An exact copy of the listing is required, with its pictures removed.

---- EXTRACTED RECORDS

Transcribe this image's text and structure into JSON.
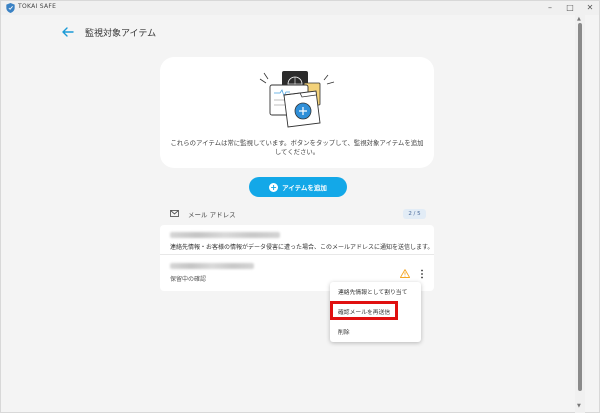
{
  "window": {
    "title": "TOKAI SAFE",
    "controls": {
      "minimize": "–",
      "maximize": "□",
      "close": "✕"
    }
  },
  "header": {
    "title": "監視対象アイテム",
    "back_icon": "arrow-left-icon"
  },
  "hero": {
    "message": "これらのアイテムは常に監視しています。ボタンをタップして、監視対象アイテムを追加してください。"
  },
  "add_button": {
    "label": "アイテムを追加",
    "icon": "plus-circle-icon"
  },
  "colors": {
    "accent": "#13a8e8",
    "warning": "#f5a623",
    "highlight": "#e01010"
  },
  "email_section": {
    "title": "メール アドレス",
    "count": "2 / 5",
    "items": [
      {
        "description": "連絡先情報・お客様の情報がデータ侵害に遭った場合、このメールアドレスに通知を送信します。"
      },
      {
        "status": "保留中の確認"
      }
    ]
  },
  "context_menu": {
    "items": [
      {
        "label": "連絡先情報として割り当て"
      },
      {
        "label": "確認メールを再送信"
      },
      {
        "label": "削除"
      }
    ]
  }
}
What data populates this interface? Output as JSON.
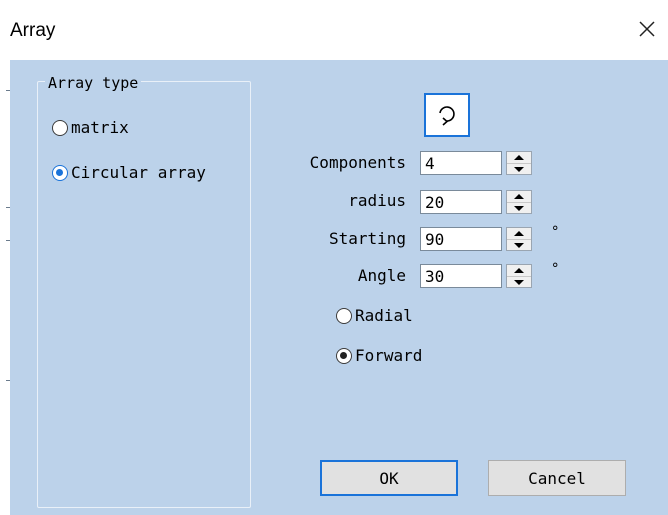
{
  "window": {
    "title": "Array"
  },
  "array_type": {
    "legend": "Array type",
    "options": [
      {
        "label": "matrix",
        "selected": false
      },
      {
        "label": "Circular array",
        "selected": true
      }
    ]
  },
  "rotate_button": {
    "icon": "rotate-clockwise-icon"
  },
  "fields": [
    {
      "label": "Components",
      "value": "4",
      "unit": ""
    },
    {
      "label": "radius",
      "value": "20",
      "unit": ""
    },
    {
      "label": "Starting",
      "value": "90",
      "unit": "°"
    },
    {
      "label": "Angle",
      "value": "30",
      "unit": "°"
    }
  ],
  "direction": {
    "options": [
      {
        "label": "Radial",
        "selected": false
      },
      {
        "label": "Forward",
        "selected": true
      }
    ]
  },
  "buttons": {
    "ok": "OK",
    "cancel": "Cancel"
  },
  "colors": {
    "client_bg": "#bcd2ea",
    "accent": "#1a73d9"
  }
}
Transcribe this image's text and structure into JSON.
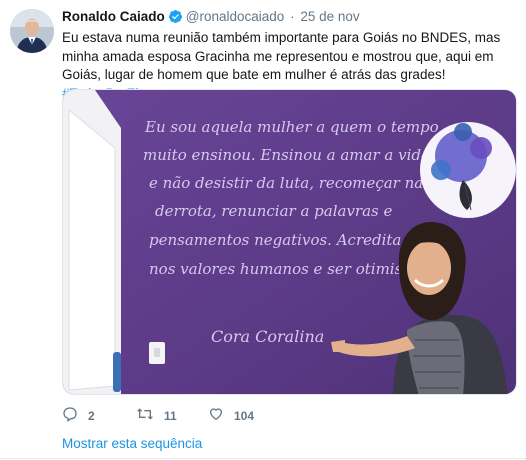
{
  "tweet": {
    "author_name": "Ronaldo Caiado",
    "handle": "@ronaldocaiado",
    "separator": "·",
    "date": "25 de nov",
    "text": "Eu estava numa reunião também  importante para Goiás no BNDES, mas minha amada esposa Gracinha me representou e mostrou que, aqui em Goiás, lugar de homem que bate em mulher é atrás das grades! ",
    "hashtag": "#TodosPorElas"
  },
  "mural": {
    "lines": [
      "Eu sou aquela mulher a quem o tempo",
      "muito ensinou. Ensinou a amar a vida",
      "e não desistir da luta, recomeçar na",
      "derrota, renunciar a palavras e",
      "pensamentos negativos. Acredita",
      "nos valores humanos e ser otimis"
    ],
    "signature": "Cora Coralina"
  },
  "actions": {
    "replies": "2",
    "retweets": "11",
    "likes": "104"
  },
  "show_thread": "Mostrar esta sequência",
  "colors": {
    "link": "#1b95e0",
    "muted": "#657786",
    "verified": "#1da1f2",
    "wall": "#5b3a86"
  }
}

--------

— ANSWER FOR THE TASK —
Transcribe this image's text and structure into JSON.
{
  "window": {
    "title": "TOKAI SAFE",
    "controls": {
      "minimize": "–",
      "maximize": "□",
      "close": "✕"
    }
  },
  "header": {
    "title": "監視対象アイテム",
    "back_icon": "arrow-left-icon"
  },
  "hero": {
    "message": "これらのアイテムは常に監視しています。ボタンをタップして、監視対象アイテムを追加してください。"
  },
  "add_button": {
    "label": "アイテムを追加",
    "icon": "plus-circle-icon"
  },
  "colors": {
    "accent": "#13a8e8",
    "warning": "#f5a623",
    "highlight": "#e01010"
  },
  "email_section": {
    "title": "メール アドレス",
    "count": "2 / 5",
    "items": [
      {
        "description": "連絡先情報・お客様の情報がデータ侵害に遭った場合、このメールアドレスに通知を送信します。"
      },
      {
        "status": "保留中の確認"
      }
    ]
  },
  "context_menu": {
    "items": [
      {
        "label": "連絡先情報として割り当て"
      },
      {
        "label": "確認メールを再送信"
      },
      {
        "label": "削除"
      }
    ]
  }
}
What data populates this interface? Output as JSON.
{
  "window": {
    "title": "Array"
  },
  "array_type": {
    "legend": "Array type",
    "options": [
      {
        "label": "matrix",
        "selected": false
      },
      {
        "label": "Circular array",
        "selected": true
      }
    ]
  },
  "rotate_button": {
    "icon": "rotate-clockwise-icon"
  },
  "fields": [
    {
      "label": "Components",
      "value": "4",
      "unit": ""
    },
    {
      "label": "radius",
      "value": "20",
      "unit": ""
    },
    {
      "label": "Starting",
      "value": "90",
      "unit": "°"
    },
    {
      "label": "Angle",
      "value": "30",
      "unit": "°"
    }
  ],
  "direction": {
    "options": [
      {
        "label": "Radial",
        "selected": false
      },
      {
        "label": "Forward",
        "selected": true
      }
    ]
  },
  "buttons": {
    "ok": "OK",
    "cancel": "Cancel"
  },
  "colors": {
    "client_bg": "#bcd2ea",
    "accent": "#1a73d9"
  }
}
Transcribe this image's text and structure into JSON.
{
  "tweet": {
    "author_name": "Ronaldo Caiado",
    "handle": "@ronaldocaiado",
    "separator": "·",
    "date": "25 de nov",
    "text": "Eu estava numa reunião também  importante para Goiás no BNDES, mas minha amada esposa Gracinha me representou e mostrou que, aqui em Goiás, lugar de homem que bate em mulher é atrás das grades! ",
    "hashtag": "#TodosPorElas"
  },
  "mural": {
    "lines": [
      "Eu sou aquela mulher a quem o tempo",
      "muito ensinou. Ensinou a amar a vida",
      "e não desistir da luta, recomeçar na",
      "derrota, renunciar a palavras e",
      "pensamentos negativos. Acredita",
      "nos valores humanos e ser otimis"
    ],
    "signature": "Cora Coralina"
  },
  "actions": {
    "replies": "2",
    "retweets": "11",
    "likes": "104"
  },
  "show_thread": "Mostrar esta sequência",
  "colors": {
    "link": "#1b95e0",
    "muted": "#657786",
    "verified": "#1da1f2",
    "wall": "#5b3a86"
  }
}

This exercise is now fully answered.